By Catholic News Service
VATICAN CITY (CNS) — Pope Francis blamed widespread degradation of the natural environment and disregard for human life on an increasingly common “throwaway culture” that places no value on the needs of others.
“We are living through a moment of crisis,” the pope said June 5. “We see it in the environment, but above all we see it in man. The human person is in danger.”
The pope made his remarks during his weekly general audience in St. Peter’s Square.
Noting that the United Nations had designated June 5 World Environment Day, Pope Francis recalled the biblical account of creation, according to which God made man and woman to “cultivate and protect the earth.”
“Are we truly cultivating and protecting creation?” the pope asked. “Or are we instead exploiting and neglecting it?”
“We are often guided by the arrogance of domination, possession, manipulation, exploitation,” he said. “We are losing the attitude of wonder, of contemplation, of listening to creation, and thus we are no longer able to read there what Benedict XVI calls the ‘rhythm of the love story of God with man.'”
“We have distanced ourselves from God, we do not read his signs,” the pope said.
Today’s environmental problems also betray neglect of what Catholic teaching calls “human ecology,” he said.
“What rules today is not man, it is money,” the pope said, denouncing an “economy and financial system lacking in ethics.”
“Men and women are sacrificed to the idols of money and consumption,” he said. “That some homeless people freeze to death on the street, that is not news.
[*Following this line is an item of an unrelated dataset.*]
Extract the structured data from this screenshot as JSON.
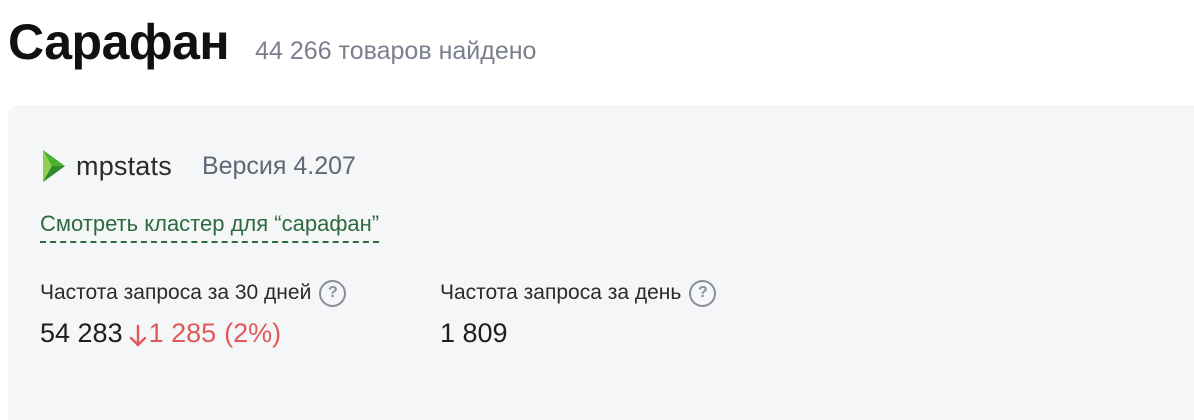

On the other hand, a drop of 10 points in the stock markets of some cities is a tragedy. That is how people are thrown away. We, people, are thrown away, as if we were trash.”
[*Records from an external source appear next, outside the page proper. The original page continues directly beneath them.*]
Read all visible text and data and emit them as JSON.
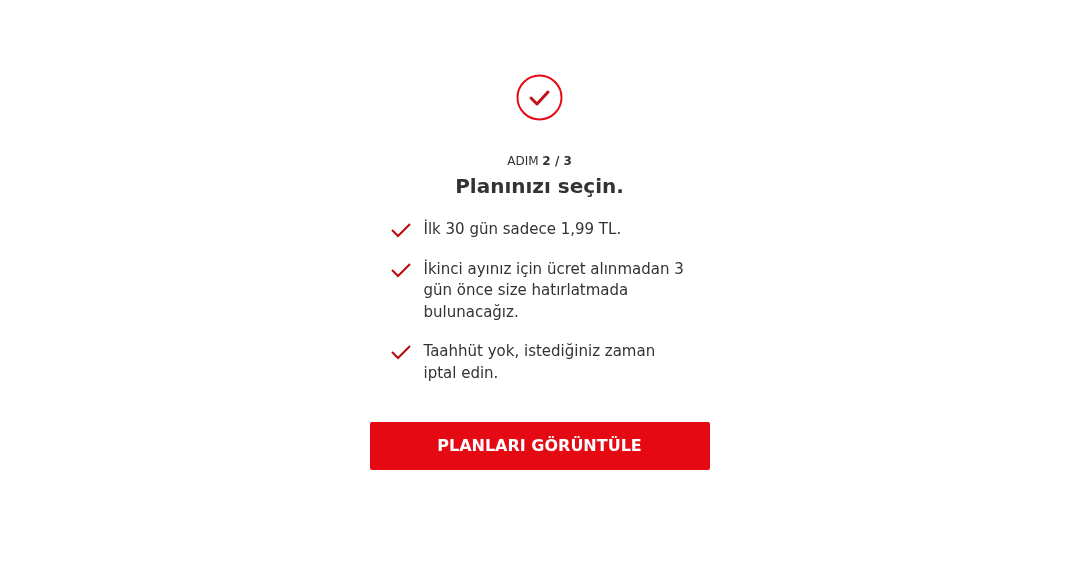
{
  "step_indicator": "ADIM **2 / 3**",
  "title": "Planınızı seçin.",
  "benefits": [
    "İlk 30 gün sadece 1,99 TL.",
    "İkinci ayınız için ücret alınmadan 3 gün önce size hatırlatmada bulunacağız.",
    "Taahhüt yok, istediğiniz zaman iptal edin."
  ],
  "button": "PLANLARI GÖRÜNTÜLE"
}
“Human life, the person are no longer felt to be primary values to be respected and protected, especially if they are poor or disabled, if they are not yet useful — like an unborn child — or are no longer useful — like an old person,” the pope said.
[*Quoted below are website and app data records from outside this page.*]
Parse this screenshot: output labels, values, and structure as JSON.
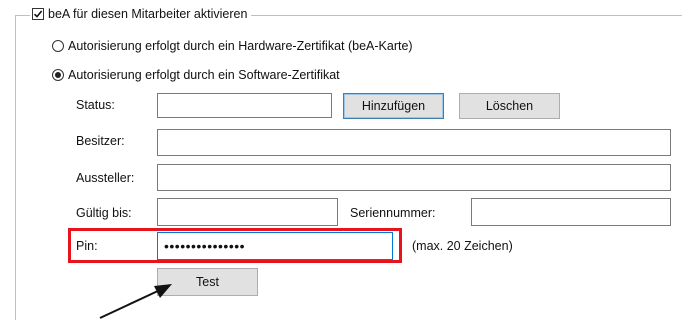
{
  "group": {
    "checkbox_label": "beA für diesen Mitarbeiter aktivieren",
    "checked": true
  },
  "auth_options": [
    {
      "label": "Autorisierung erfolgt durch ein Hardware-Zertifikat (beA-Karte)",
      "selected": false
    },
    {
      "label": "Autorisierung erfolgt durch ein Software-Zertifikat",
      "selected": true
    }
  ],
  "form": {
    "status_label": "Status:",
    "status_value": "",
    "add_button": "Hinzufügen",
    "delete_button": "Löschen",
    "owner_label": "Besitzer:",
    "owner_value": "",
    "issuer_label": "Aussteller:",
    "issuer_value": "",
    "valid_until_label": "Gültig bis:",
    "valid_until_value": "",
    "serial_label": "Seriennummer:",
    "serial_value": "",
    "pin_label": "Pin:",
    "pin_value": "•••••••••••••••",
    "pin_hint": "(max. 20 Zeichen)",
    "test_button": "Test"
  },
  "colors": {
    "highlight": "#e8141b",
    "focus_border": "#0078d7",
    "button_bg": "#e1e1e1"
  }
}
Today’s “throwaway culture” is also reflected in frequent waste of food, he said, adding that “food that is thrown away might as well have been stolen from the table of the poor, the hungry.”
Prior to the audience, the pope made a half-hour circuit of the square in an open-topped popemobile, frequently stopping to kiss babies and small children handed to him by members of his security detail. An estimated 90,000 persons attended the audience, 20,000 more than had requested tickets, and the crowd spilled out into the avenue beyond.
Afterward, the pope spent an hour and a half greeting visiting bishops, dignitaries and ordinary pilgrims, including disabled children and adults and a group of newlyweds in their wedding attire. The pope’s embrace with a young disabled man lasted so long that an attendant gently pulled the man’s hand away.
Many in the crowd remarked on Pope Francis’ “approachable” personality and his down-to-earth appeal.
The past few popes “gave us the theology, kind of the instruction behind what our faith is about,” said Father Patrick Knippenberg, of the diocese of Victoria,Texas. Pope Francis is “kind of an exemplification of that teaching,” he said.